The cumulative effect of all these micro-edicts was a meticulous dismantling of the conventional Chinese workplace. At Longfor bosses went without the unquestioned authority and perks enjoyed by many of their peers while the advancement of junior employees was tied, not to social capital earned within the system, but to their capabilities and, perhaps most importantly, customer satisfaction.
Why It Worked
One Chinese habit Longfor did maintain was its demand for long hours and serious commitment from everyone on the payroll. Workdays often lasted 12 hours or more, with the internal IT system pushing more than 100 “to-do” items to senior managers each day. At the same time, the company was attentive to employees’ quality of life. Employment at Longfor, the pamphlet stated, would be a ticket to the “modern middle class”.

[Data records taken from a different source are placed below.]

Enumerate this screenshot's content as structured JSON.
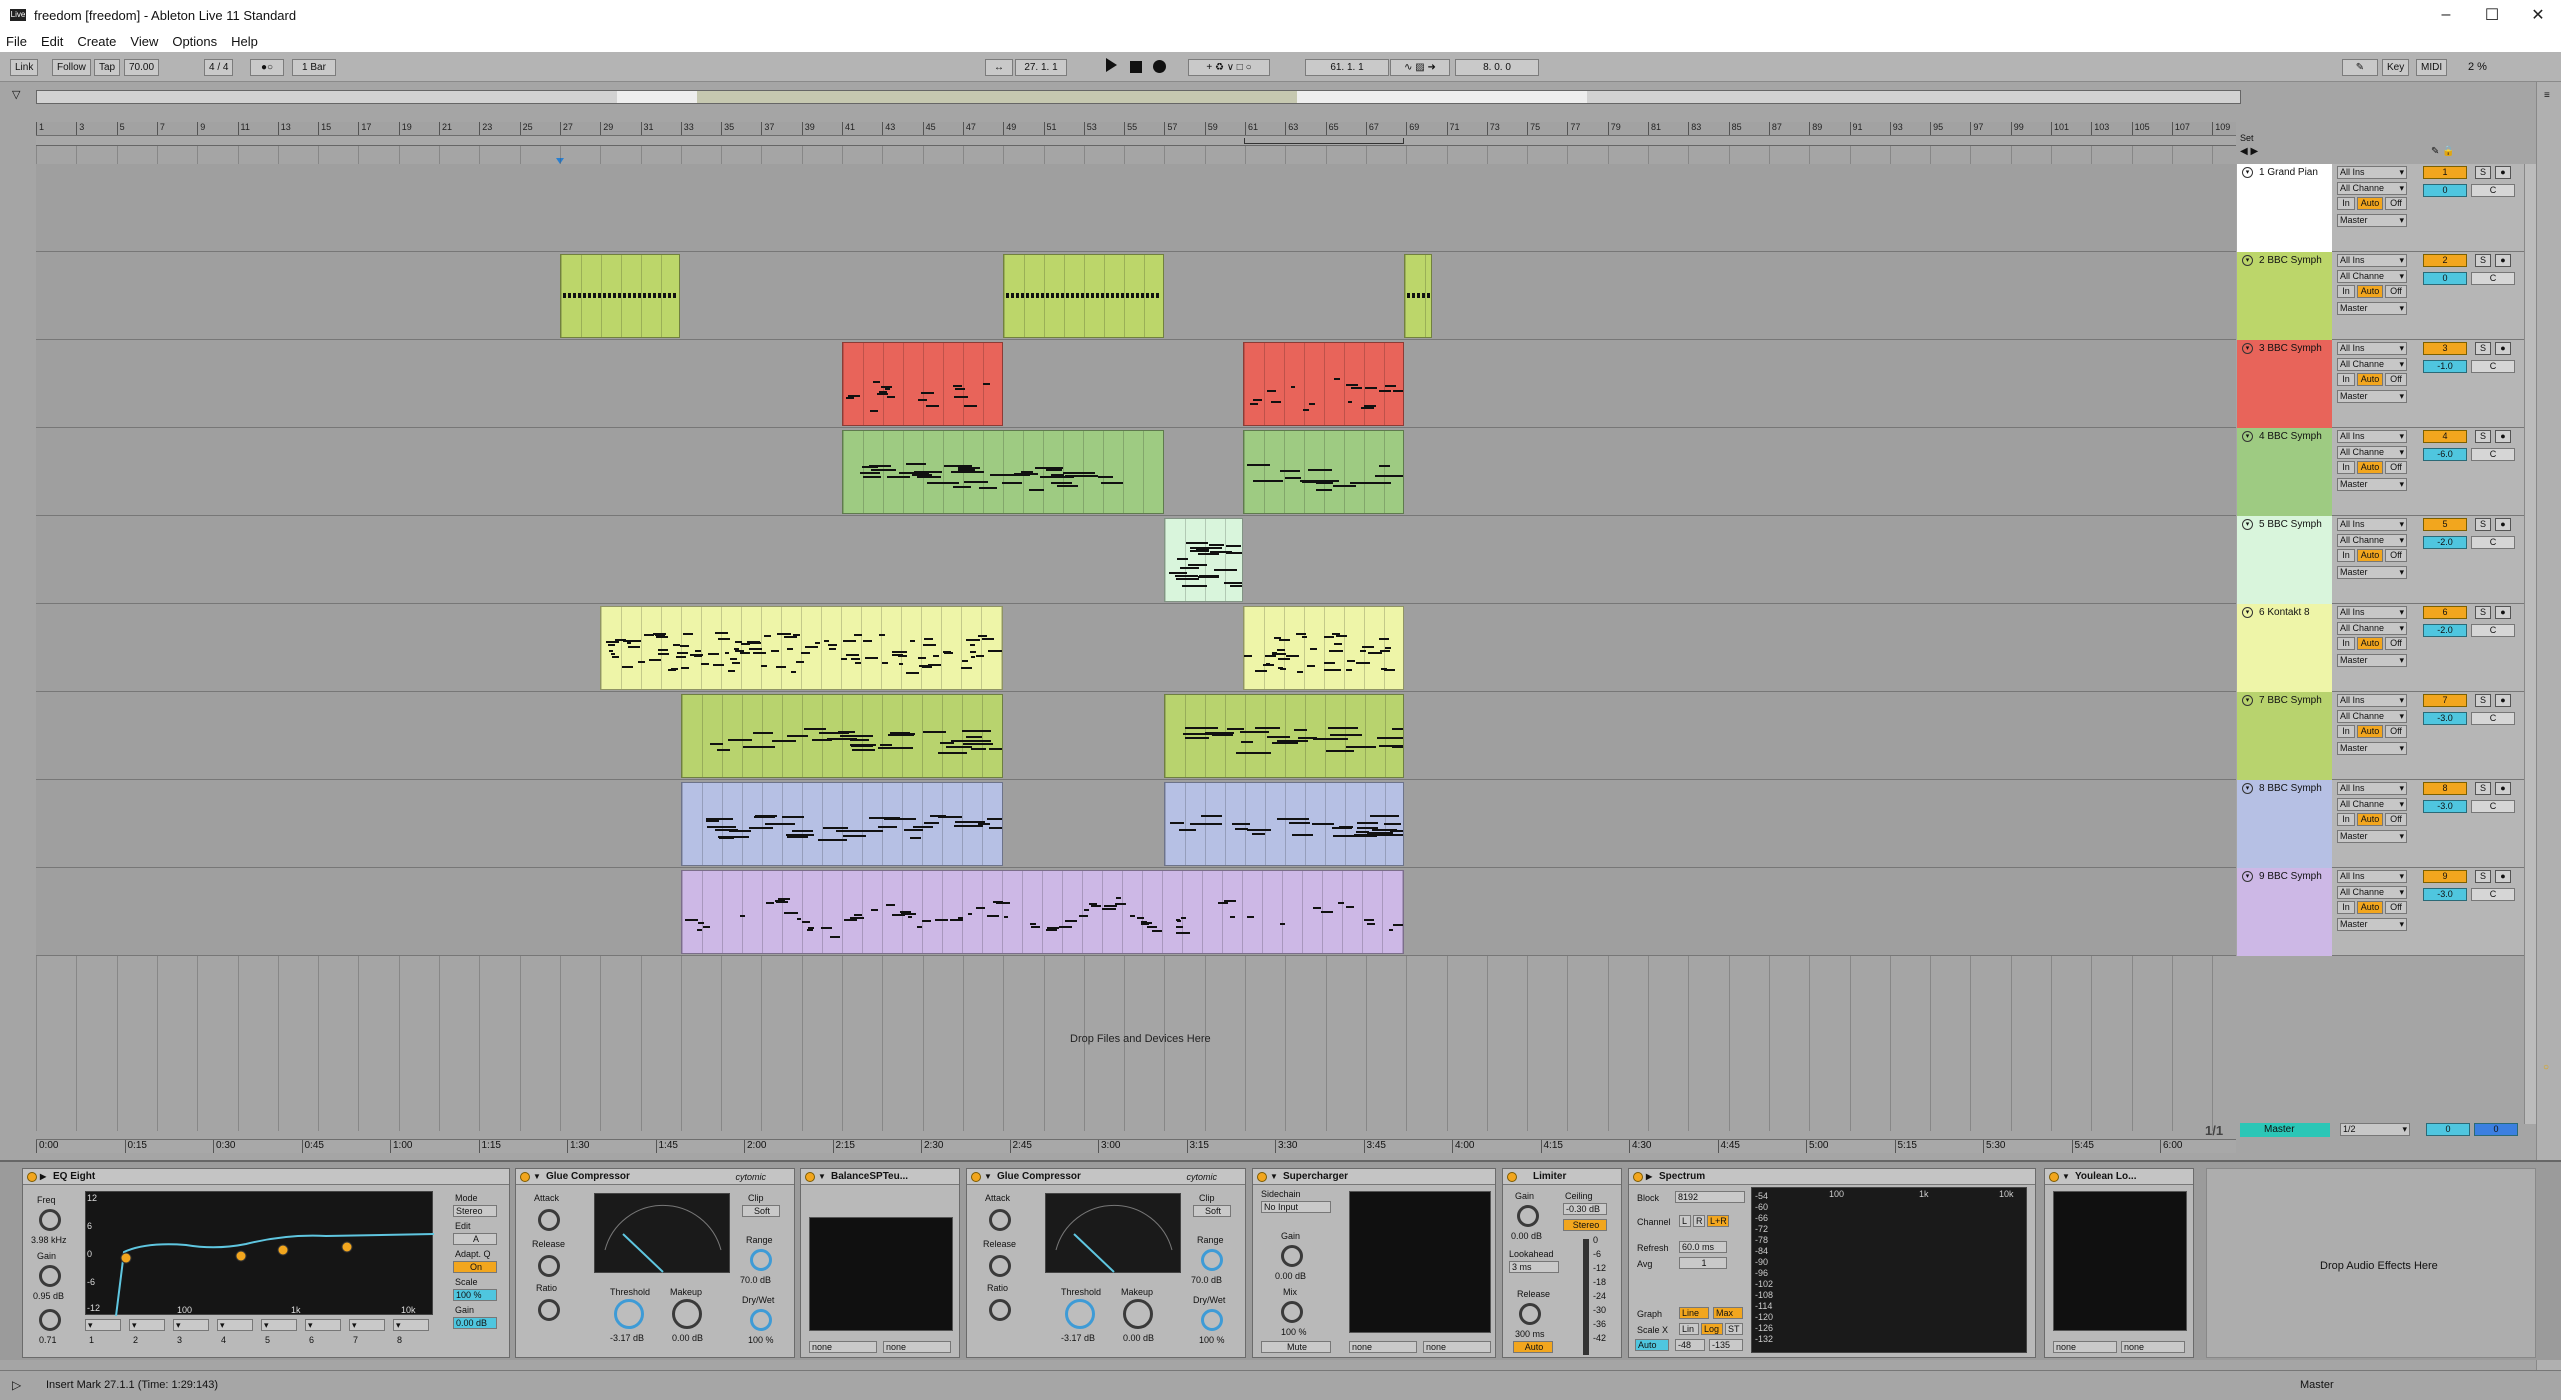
{
  "window": {
    "title": "freedom  [freedom] - Ableton Live 11 Standard",
    "app_icon_text": "Live"
  },
  "menu": [
    "File",
    "Edit",
    "Create",
    "View",
    "Options",
    "Help"
  ],
  "control_bar": {
    "link": "Link",
    "follow": "Follow",
    "tap": "Tap",
    "tempo": "70.00",
    "time_sig": "4 / 4",
    "quantize": "1 Bar",
    "arrangement_position": "27.  1.  1",
    "loop_start": "61.  1.  1",
    "loop_length": "8.  0.  0",
    "key": "Key",
    "midi": "MIDI",
    "cpu": "2 %"
  },
  "ruler_bars": [
    "1",
    "3",
    "5",
    "7",
    "9",
    "11",
    "13",
    "15",
    "17",
    "19",
    "21",
    "23",
    "25",
    "27",
    "29",
    "31",
    "33",
    "35",
    "37",
    "39",
    "41",
    "43",
    "45",
    "47",
    "49",
    "51",
    "53",
    "55",
    "57",
    "59",
    "61",
    "63",
    "65",
    "67",
    "69",
    "71",
    "73",
    "75",
    "77",
    "79",
    "81",
    "83",
    "85",
    "87",
    "89",
    "91",
    "93",
    "95",
    "97",
    "99",
    "101",
    "103",
    "105",
    "107",
    "109"
  ],
  "time_ticks": [
    "0:00",
    "0:15",
    "0:30",
    "0:45",
    "1:00",
    "1:15",
    "1:30",
    "1:45",
    "2:00",
    "2:15",
    "2:30",
    "2:45",
    "3:00",
    "3:15",
    "3:30",
    "3:45",
    "4:00",
    "4:15",
    "4:30",
    "4:45",
    "5:00",
    "5:15",
    "5:30",
    "5:45",
    "6:00"
  ],
  "tracks": [
    {
      "name": "1 Grand Pian",
      "color": "#ffffff",
      "num": "1",
      "vol": "0",
      "pan": "C"
    },
    {
      "name": "2 BBC Symph",
      "color": "#bcd66a",
      "num": "2",
      "vol": "0",
      "pan": "C"
    },
    {
      "name": "3 BBC Symph",
      "color": "#e8645a",
      "num": "3",
      "vol": "-1.0",
      "pan": "C"
    },
    {
      "name": "4 BBC Symph",
      "color": "#9ecb82",
      "num": "4",
      "vol": "-6.0",
      "pan": "C"
    },
    {
      "name": "5 BBC Symph",
      "color": "#d9f5dc",
      "num": "5",
      "vol": "-2.0",
      "pan": "C"
    },
    {
      "name": "6 Kontakt 8",
      "color": "#eef5a8",
      "num": "6",
      "vol": "-2.0",
      "pan": "C"
    },
    {
      "name": "7 BBC Symph",
      "color": "#b8d36e",
      "num": "7",
      "vol": "-3.0",
      "pan": "C"
    },
    {
      "name": "8 BBC Symph",
      "color": "#b6c0e4",
      "num": "8",
      "vol": "-3.0",
      "pan": "C"
    },
    {
      "name": "9 BBC Symph",
      "color": "#cdb8e6",
      "num": "9",
      "vol": "-3.0",
      "pan": "C"
    }
  ],
  "mixer_io": {
    "input": "All Ins",
    "channel": "All Channe",
    "in": "In",
    "auto": "Auto",
    "off": "Off",
    "output": "Master",
    "solo": "S"
  },
  "drop_files": "Drop Files and Devices Here",
  "page_count": "1/1",
  "master": {
    "name": "Master",
    "io": "1/2",
    "vol": "0",
    "pan": "0"
  },
  "set_label": "Set",
  "devices": {
    "eq": {
      "name": "EQ Eight",
      "freq_label": "Freq",
      "freq": "3.98 kHz",
      "gain_label": "Gain",
      "gain": "0.95 dB",
      "q": "0.71",
      "mode_label": "Mode",
      "mode": "Stereo",
      "edit": "Edit",
      "edit_val": "A",
      "adapt": "Adapt. Q",
      "adapt_val": "On",
      "scale_label": "Scale",
      "scale": "100 %",
      "out_gain_label": "Gain",
      "out_gain": "0.00 dB",
      "axis": [
        "12",
        "6",
        "0",
        "-6",
        "-12"
      ],
      "freq_axis": [
        "100",
        "1k",
        "10k"
      ],
      "bands": [
        "1",
        "2",
        "3",
        "4",
        "5",
        "6",
        "7",
        "8"
      ]
    },
    "glue1": {
      "name": "Glue Compressor",
      "vendor": "cytomic",
      "attack": "Attack",
      "release": "Release",
      "ratio": "Ratio",
      "threshold": "Threshold",
      "threshold_val": "-3.17 dB",
      "makeup": "Makeup",
      "makeup_val": "0.00 dB",
      "clip": "Clip",
      "soft": "Soft",
      "range": "Range",
      "range_val": "70.0 dB",
      "drywet": "Dry/Wet",
      "drywet_val": "100 %"
    },
    "balance": {
      "name": "BalanceSPTeu...",
      "none1": "none",
      "none2": "none"
    },
    "glue2": {
      "name": "Glue Compressor",
      "vendor": "cytomic",
      "attack": "Attack",
      "release": "Release",
      "ratio": "Ratio",
      "threshold": "Threshold",
      "threshold_val": "-3.17 dB",
      "makeup": "Makeup",
      "makeup_val": "0.00 dB",
      "clip": "Clip",
      "soft": "Soft",
      "range": "Range",
      "range_val": "70.0 dB",
      "drywet": "Dry/Wet",
      "drywet_val": "100 %"
    },
    "supercharger": {
      "name": "Supercharger",
      "sidechain": "Sidechain",
      "no_input": "No Input",
      "gain": "Gain",
      "gain_val": "0.00 dB",
      "mix": "Mix",
      "mix_val": "100 %",
      "mute": "Mute",
      "none1": "none",
      "none2": "none"
    },
    "limiter": {
      "name": "Limiter",
      "gain": "Gain",
      "gain_val": "0.00 dB",
      "ceiling": "Ceiling",
      "ceiling_val": "-0.30 dB",
      "stereo": "Stereo",
      "lookahead": "Lookahead",
      "lookahead_val": "3 ms",
      "release": "Release",
      "release_val": "300 ms",
      "auto": "Auto",
      "meter": [
        "0",
        "-6",
        "-12",
        "-18",
        "-24",
        "-30",
        "-36",
        "-42"
      ]
    },
    "spectrum": {
      "name": "Spectrum",
      "block": "Block",
      "block_val": "8192",
      "channel": "Channel",
      "ch_l": "L",
      "ch_r": "R",
      "ch_lr": "L+R",
      "refresh": "Refresh",
      "refresh_val": "60.0 ms",
      "avg": "Avg",
      "avg_val": "1",
      "graph": "Graph",
      "line": "Line",
      "max": "Max",
      "scalex": "Scale X",
      "lin": "Lin",
      "log": "Log",
      "st": "ST",
      "auto": "Auto",
      "min1": "-48",
      "min2": "-135",
      "db_axis": [
        "-54",
        "-60",
        "-66",
        "-72",
        "-78",
        "-84",
        "-90",
        "-96",
        "-102",
        "-108",
        "-114",
        "-120",
        "-126",
        "-132"
      ],
      "freq_axis": [
        "100",
        "1k",
        "10k"
      ]
    },
    "youlean": {
      "name": "Youlean Lo...",
      "none1": "none",
      "none2": "none"
    },
    "drop_fx": "Drop Audio Effects Here"
  },
  "status": {
    "text": "Insert Mark 27.1.1 (Time: 1:29:143)",
    "master": "Master"
  }
}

Longfor’s senior leaders set the egalitarian example, Madam Wu herself very much included. She kept such a low profile that she was once prohibited from entering one of her own construction sites when the security guard failed to recognise her. Most notably, it is said that one of the reasons Madam Wu chose to resign from her position as CEO in 2011 was that she felt she was becoming too powerful. Though she stayed on as chairperson, she wanted to ensure that hers would never be Longfor’s sole deciding voice.
Longfor’s rise had its share of trials. There was a wave of defections among management once it became clear that Madam Wu’s devotion to innovation and openness was more than lip service. Replacements who came from state-owned companies had to overcome their ingrained inhibitions against plain and outspoken speech.

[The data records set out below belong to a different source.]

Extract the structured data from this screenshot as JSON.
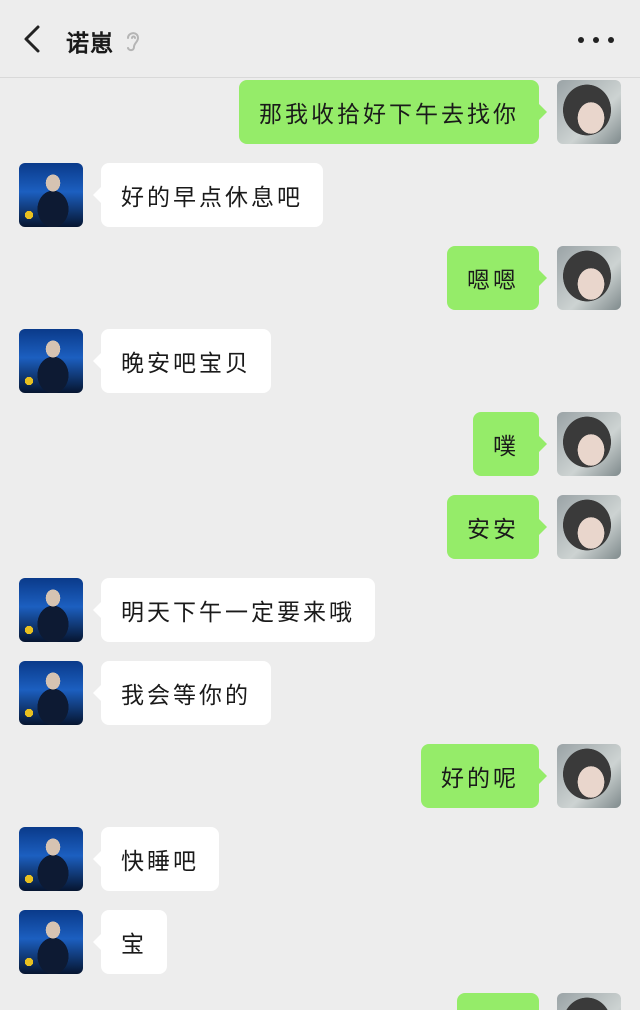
{
  "header": {
    "title": "诺崽"
  },
  "messages": [
    {
      "side": "right",
      "text": "那我收拾好下午去找你"
    },
    {
      "side": "left",
      "text": "好的早点休息吧"
    },
    {
      "side": "right",
      "text": "嗯嗯"
    },
    {
      "side": "left",
      "text": "晚安吧宝贝"
    },
    {
      "side": "right",
      "text": "噗"
    },
    {
      "side": "right",
      "text": "安安"
    },
    {
      "side": "left",
      "text": "明天下午一定要来哦"
    },
    {
      "side": "left",
      "text": "我会等你的"
    },
    {
      "side": "right",
      "text": "好的呢"
    },
    {
      "side": "left",
      "text": "快睡吧"
    },
    {
      "side": "left",
      "text": "宝"
    },
    {
      "side": "right",
      "text": ""
    }
  ],
  "icons": {
    "back": "chevron-left-icon",
    "mute": "ear-icon",
    "more": "more-dots-icon"
  },
  "colors": {
    "background": "#ededed",
    "sent_bubble": "#95ec69",
    "received_bubble": "#ffffff"
  }
}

Longfor staff sometimes ran into problems when interacting with government officials, an unavoidable aspect of China’s real estate industry. One young manager ruffled feathers by announcing “OK, let’s begin” at a formal government banquet, where etiquette dictated that the most senior person present be the one to call the gathering to order. “We resolve these situations by senior leaders’ involvement and more training but we prefer this type of naïve person than politicians at Longfor,” an executive explained.
The company’s zero-tolerance bribery policy was a further threat to smooth relations with government officials. But its exceptional results and eye-pleasing developments (which lifted land prices and served as showpieces for ambitious cadres) helped ease the way, earning Longfor an exemption from corruption, which until recently was considered a mandatory cost of doing business in the region.
At first glance, Longfor’s pamphlet may seem paradoxical, even ridiculous. Can a company really order people to start thinking for themselves? Can an innovation culture be imposed from the top down? Strange as it may appear to some, Longfor’s instruction manual for innovation was instrumental in giving employees permission to think beyond China’s prevailing hierarchical business culture. In cultures without an education system that encourages people to think independently, a top-down approach may be the only one with enough validity to accomplish real change. Putting egalitarian values in writing and making sure senior leaders walk the walk are important measures to demonstrate that your pursuit of these values is not mere rhetoric.
Of course, Longfor is not the only successful developer in China. It is greatly outnumbered by peers who have not made an explicit commitment to innovation. So where is the value in bucking the tide? We would point out that in 2012, seven years after Longfor issued its pamphlet, China’s president Xi Jinping put in place “eight rules against extravagance” for Party officials that are reminiscent of the constraints Longfor placed on its managers. Like the pamphlet, Xi’s rules targeted windy rhetoric at official meetings, welcoming parties for touring leaders, and fawning articles about leaders’ personal lives (Longfor banned the publication of an internal newsletter).
Obviously, Xi was not copying Longfor, but Madam Wu possibly was able to gauge the way the wind would blow. And that is one important advantage innovative companies have over their competitors.